Dana Seguin, director of marketing for Aerie, told Adweek that the brand is not digitally removing freckles, tattoos, scars and other blemishes. "We're also not changing proportions. That's something a lot of people do," said Seguin, with their newest ads attesting: "The girl in this photo has not been retouched. The real you is sexy."Continue reading...
Posted by Dale Buss on January 21, 2014 09:08 AM
Nestle opens world's first Kit Kat boutique in Tokyo as Cadbury keeps fighting candy bar's trademark shape in UK.
PepsiCo axes stevia-sweetened Gatorade products as Mtn. Dew plans big spending boost behind Kickstart and Diet Dew.
Twitter makes racial diversity an ad-selling point.
AT&T plans to take orders this week for new flexible-screen smartphone from LG.
Build-a-Bear appoints new CMO and "brand bear."
Burger King wins free primetime Super Bowl radio ads in UK.

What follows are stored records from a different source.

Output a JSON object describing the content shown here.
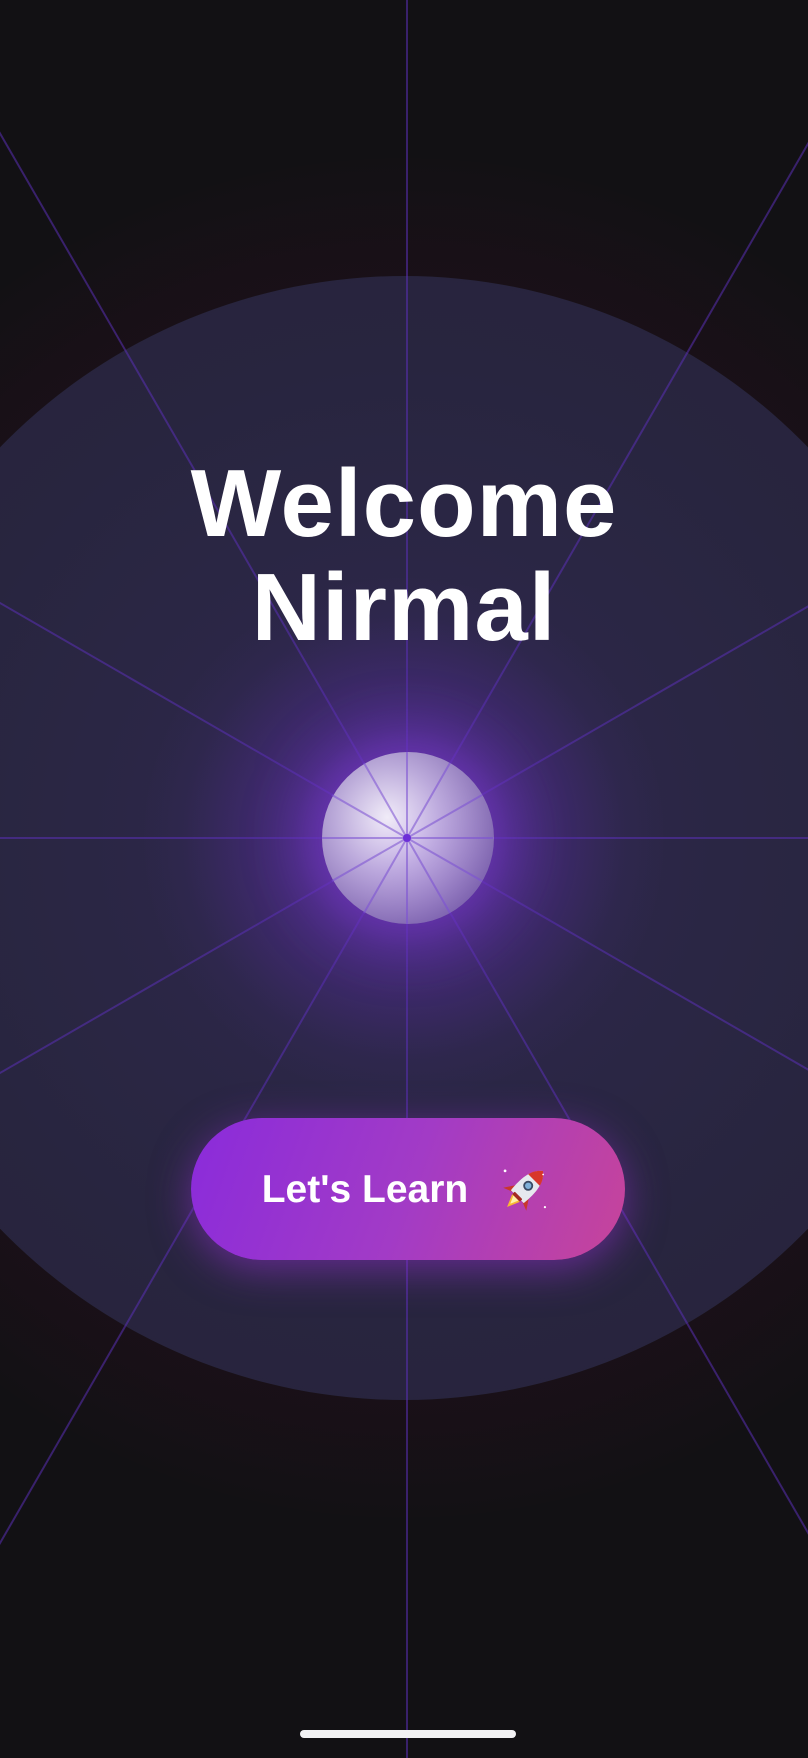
{
  "welcome": {
    "line1": "Welcome",
    "line2": "Nirmal"
  },
  "cta": {
    "label": "Let's Learn",
    "icon": "rocket-icon"
  },
  "colors": {
    "background": "#121114",
    "disc": "#2a2644",
    "ray": "#5a2fb5",
    "button_start": "#8a2bdb",
    "button_end": "#c7449a",
    "text": "#ffffff"
  }
}
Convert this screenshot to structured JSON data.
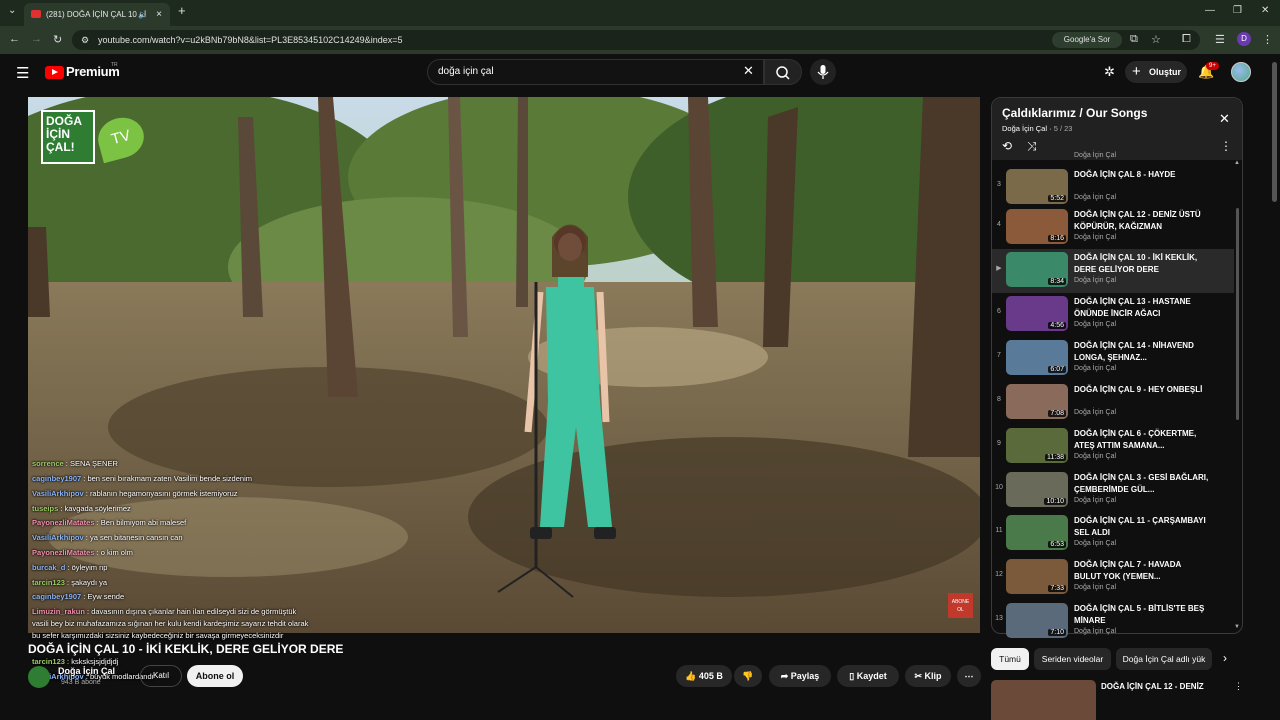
{
  "browser": {
    "tab_title": "(281) DOĞA İÇİN ÇAL 10 - İ",
    "url": "youtube.com/watch?v=u2kBNb79bN8&list=PL3E85345102C14249&index=5",
    "ask_google": "Google'a Sor",
    "profile_initial": "D"
  },
  "header": {
    "logo": "Premium",
    "logo_tr": "TR",
    "search_value": "doğa için çal",
    "create_label": "Oluştur",
    "notif_count": "9+"
  },
  "video": {
    "brand_text": "DOĞA İÇİN ÇAL!",
    "brand_tv": "TV",
    "abone_mark": "ABONE OL"
  },
  "chat": [
    {
      "user": "sorrence",
      "text": " : SENA ŞENER"
    },
    {
      "user": "caginbey1907",
      "text": " : ben seni bırakmam zaten Vasilim bende sizdenim"
    },
    {
      "user": "VasiliArkhipov",
      "text": " : rablanın hegamonyasını görmek istemiyoruz"
    },
    {
      "user": "tuseips",
      "text": " : kavgada söylerimez"
    },
    {
      "user": "PayonezliMatates",
      "text": " : Ben bilmiyom abi malesef"
    },
    {
      "user": "VasiliArkhipov",
      "text": " : ya sen bitanesin cansın can"
    },
    {
      "user": "PayonezliMatates",
      "text": " : o kim olm"
    },
    {
      "user": "burcak_d",
      "text": " : öyleyim np"
    },
    {
      "user": "tarcin123",
      "text": " : şakaydı ya"
    },
    {
      "user": "caginbey1907",
      "text": " : Eyw sende"
    },
    {
      "user": "Limuzin_rakun",
      "text": " : davasının dışına çıkanlar hain ilan edilseydi sizi de görmüştük"
    },
    {
      "user": "",
      "text": "vasili bey biz muhafazamıza sığınan her kulu kendi kardeşimiz sayarız tehdit olarak"
    },
    {
      "user": "",
      "text": "bu sefer karşımızdaki sizsiniz kaybedeceğiniz bir savaşa girmeyeceksinizdir"
    },
    {
      "user": "tarcin123",
      "text": " : ksksksjsjdjdjdj"
    },
    {
      "user": "VasiliArkhipov",
      "text": " : büyük modlardandı"
    }
  ],
  "meta": {
    "title": "DOĞA İÇİN ÇAL 10 - İKİ KEKLİK, DERE GELİYOR DERE",
    "channel": "Doğa İçin Çal",
    "subs": "943 B abone",
    "join": "Katıl",
    "subscribe": "Abone ol",
    "likes": "405 B",
    "share": "Paylaş",
    "save": "Kaydet",
    "clip": "Klip"
  },
  "playlist": {
    "title": "Çaldıklarımız / Our Songs",
    "channel": "Doğa İçin Çal",
    "position": "5 / 23",
    "items": [
      {
        "idx": "3",
        "title": "DOĞA İÇİN ÇAL 8 - HAYDE",
        "channel": "Doğa İçin Çal",
        "dur": "5:52",
        "color": "#7a6a4a"
      },
      {
        "idx": "4",
        "title": "DOĞA İÇİN ÇAL 12 - DENİZ ÜSTÜ KÖPÜRÜR, KAĞIZMAN",
        "channel": "Doğa İçin Çal",
        "dur": "8:16",
        "color": "#8a5a3a"
      },
      {
        "idx": "▶",
        "title": "DOĞA İÇİN ÇAL 10 - İKİ KEKLİK, DERE GELİYOR DERE",
        "channel": "Doğa İçin Çal",
        "dur": "8:34",
        "color": "#3a8a6a"
      },
      {
        "idx": "6",
        "title": "DOĞA İÇİN ÇAL 13 - HASTANE ÖNÜNDE İNCİR AĞACI",
        "channel": "Doğa İçin Çal",
        "dur": "4:56",
        "color": "#6a3a8a"
      },
      {
        "idx": "7",
        "title": "DOĞA İÇİN ÇAL 14 - NİHAVEND LONGA, ŞEHNAZ...",
        "channel": "Doğa İçin Çal",
        "dur": "6:07",
        "color": "#5a7a9a"
      },
      {
        "idx": "8",
        "title": "DOĞA İÇİN ÇAL 9 - HEY ONBEŞLİ",
        "channel": "Doğa İçin Çal",
        "dur": "7:08",
        "color": "#8a6a5a"
      },
      {
        "idx": "9",
        "title": "DOĞA İÇİN ÇAL 6 - ÇÖKERTME, ATEŞ ATTIM SAMANA...",
        "channel": "Doğa İçin Çal",
        "dur": "11:38",
        "color": "#5a6a3a"
      },
      {
        "idx": "10",
        "title": "DOĞA İÇİN ÇAL 3 - GESİ BAĞLARI, ÇEMBERİMDE GÜL...",
        "channel": "Doğa İçin Çal",
        "dur": "10:10",
        "color": "#6a6a5a"
      },
      {
        "idx": "11",
        "title": "DOĞA İÇİN ÇAL 11 - ÇARŞAMBAYI SEL ALDI",
        "channel": "Doğa İçin Çal",
        "dur": "6:53",
        "color": "#4a7a4a"
      },
      {
        "idx": "12",
        "title": "DOĞA İÇİN ÇAL 7 - HAVADA BULUT YOK (YEMEN...",
        "channel": "Doğa İçin Çal",
        "dur": "7:33",
        "color": "#7a5a3a"
      },
      {
        "idx": "13",
        "title": "DOĞA İÇİN ÇAL 5 - BİTLİS'TE BEŞ MİNARE",
        "channel": "Doğa İçin Çal",
        "dur": "7:10",
        "color": "#5a6a7a"
      }
    ]
  },
  "chips": [
    "Tümü",
    "Seriden videolar",
    "Doğa İçin Çal adlı yük"
  ],
  "recommended": {
    "title": "DOĞA İÇİN ÇAL 12 - DENİZ"
  }
}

Facebook sees leveling off of decline in teens.
Ford embarks on quality push in time to improve before important '14 product launches.
Infiniti eyes bolder sub-brand.
Intel sells under-developed online-TV line to Verizon.
Jeep eyes 37 percent sales boost this year as feds end controversial recall investigation of Grand Cherokee and Liberty models.Continue reading...
The Big Game
Posted by Dale Buss on December 13, 2013 06:42 PM
Two returning brands are rounding out the roster of Super Bowl advertisers that Fox said it had closed a couple of weeks ago. Audi will be back with an ad for the seventh year in a row, a period that has roughly coincided with its huge bound in the US market, while Axe will return after debuting with its beach-astronaut-themed spot last year.
Audi plans to use its third-quarter spot in the Big Game on February 2 as a launching point for its crucial new sedan version of the A3 that is due in the US market next year. At just under $30,000, the new car will be Audi's entry-level vehicle and its entrant in a rapidly expanding segment of the American premium-vehicle market.
If all of that sounds somewhat familiar, it's because Audi arch-rival Mercedes-Benz did much the same thing in the 2013 Super Bowl. It used a much-noted spot featuring cameos by Kate Upton and Usher, and a star turn by Willem Dafoe as the devil, to set up the subsequent launch of the $29,900 CLA sedan in the same segment. Fast forward to now: CLA is helping Mercedes-Benz cement the US luxury-market title for 2013.Continue reading...